deal with because of their workloads, while researchers and scholars are
somewhat out of touch with the realities of diplomacy. "The establishment of a
thinking room can bring the areas of operations and research closer together and
create balance and equilibrium and make up for the research shortcomings and
weaknesses in the area of foreign policy."
No Obvious Effect
Ahmadinejad has evidently not been touched by such criticism. In a 5
October speech he said Iran is not opposed to negotiations on the nuclear issue,
state television reported. But he added that Iran will not accept negotiations
that are meant to deprive Iranians of their rights. Ahmadinejad said European
countries other than the so-called EU-3 (France, Germany, and the United
Kingdom) have shown an interest in discussing the nuclear issue with Iran, and
these proposals are under review. Turning to the country's foreign policy in

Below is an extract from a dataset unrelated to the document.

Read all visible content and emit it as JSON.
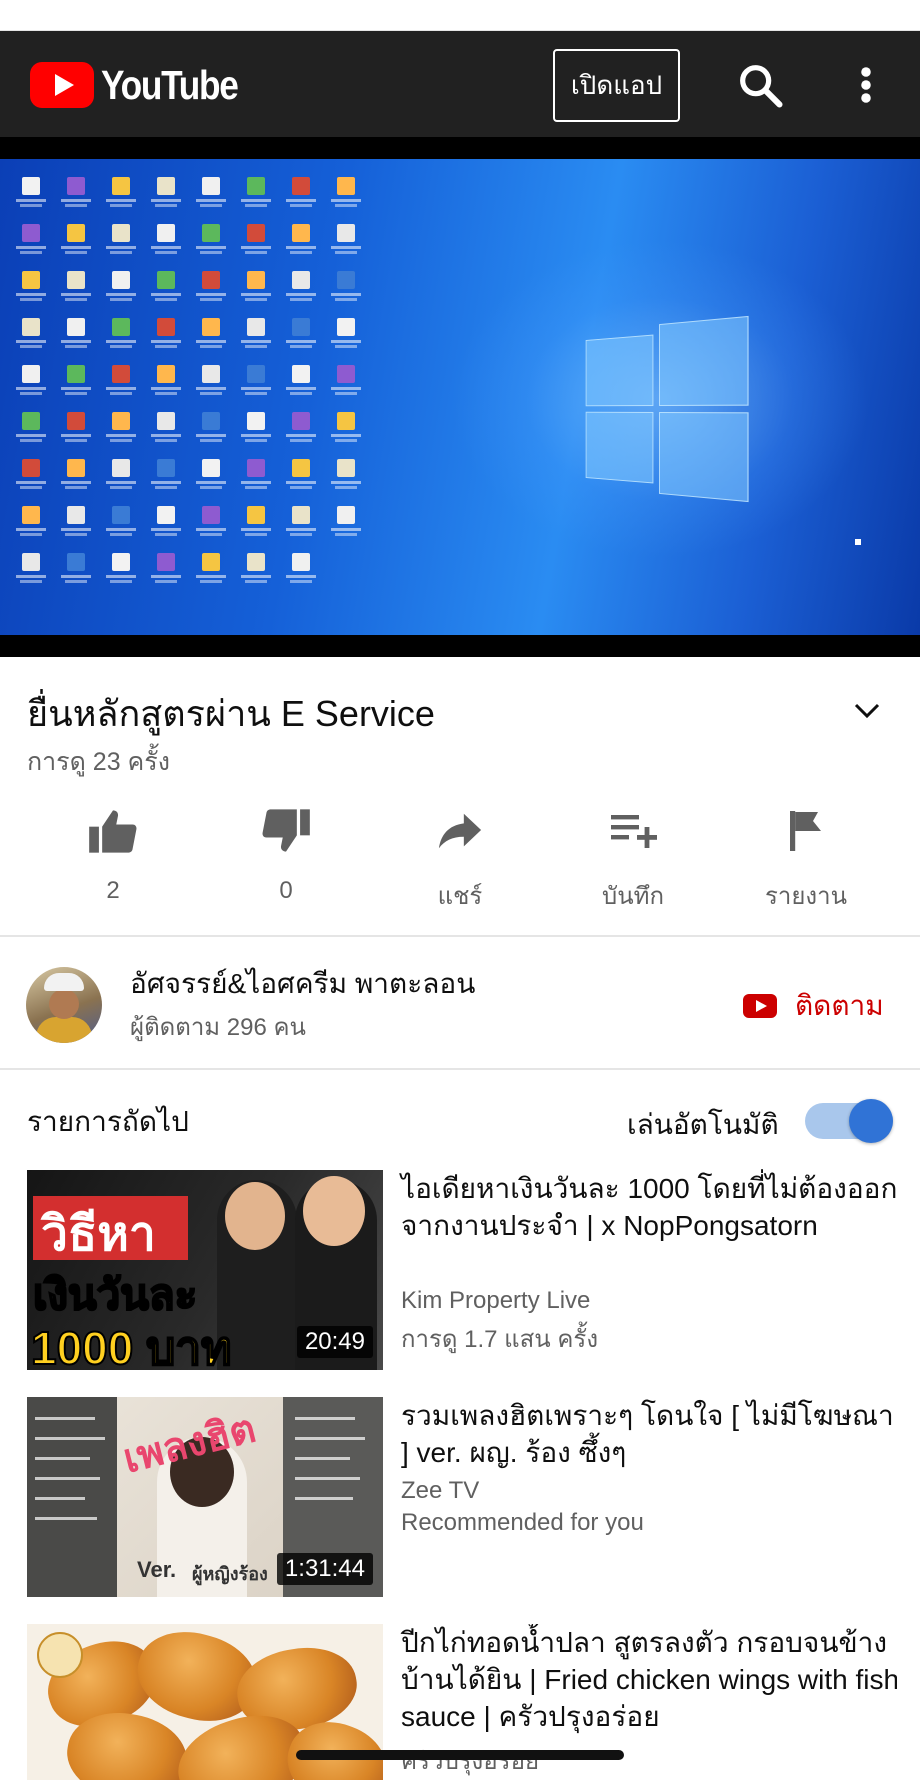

general, Ahmadinejad said Iranian diplomats defend the country's rights
Iran's current position on the nuclear issue should not be
attributed to Ahmadinejad alone. Even before his inauguration Tehran made it
clear that all the regime's leaders have a common view on nuclear policy.
Furthermore, Ahmadinejad is not the only decision maker on the nuclear issue.
Other top officials of the regime -- including Hashemi-Rafsanjani and Rohani --
contribute to the process and Supreme Leader Ayatollah Ali Khamenei has veto
authority over his actions. Finally, Tehran has been fairly forthright for some
time on what it sees as its right to master the complete nuclear-fuel cycle.
Copyright (c) 2005 RFE/RL, Inc. Reprinted with the permission of Radio Free Europe/Radio Liberty, 1201 Connecticut Ave., N.W. Washington DC 20036. www.rferl.org
... Payvand News - 10/11/05 ... --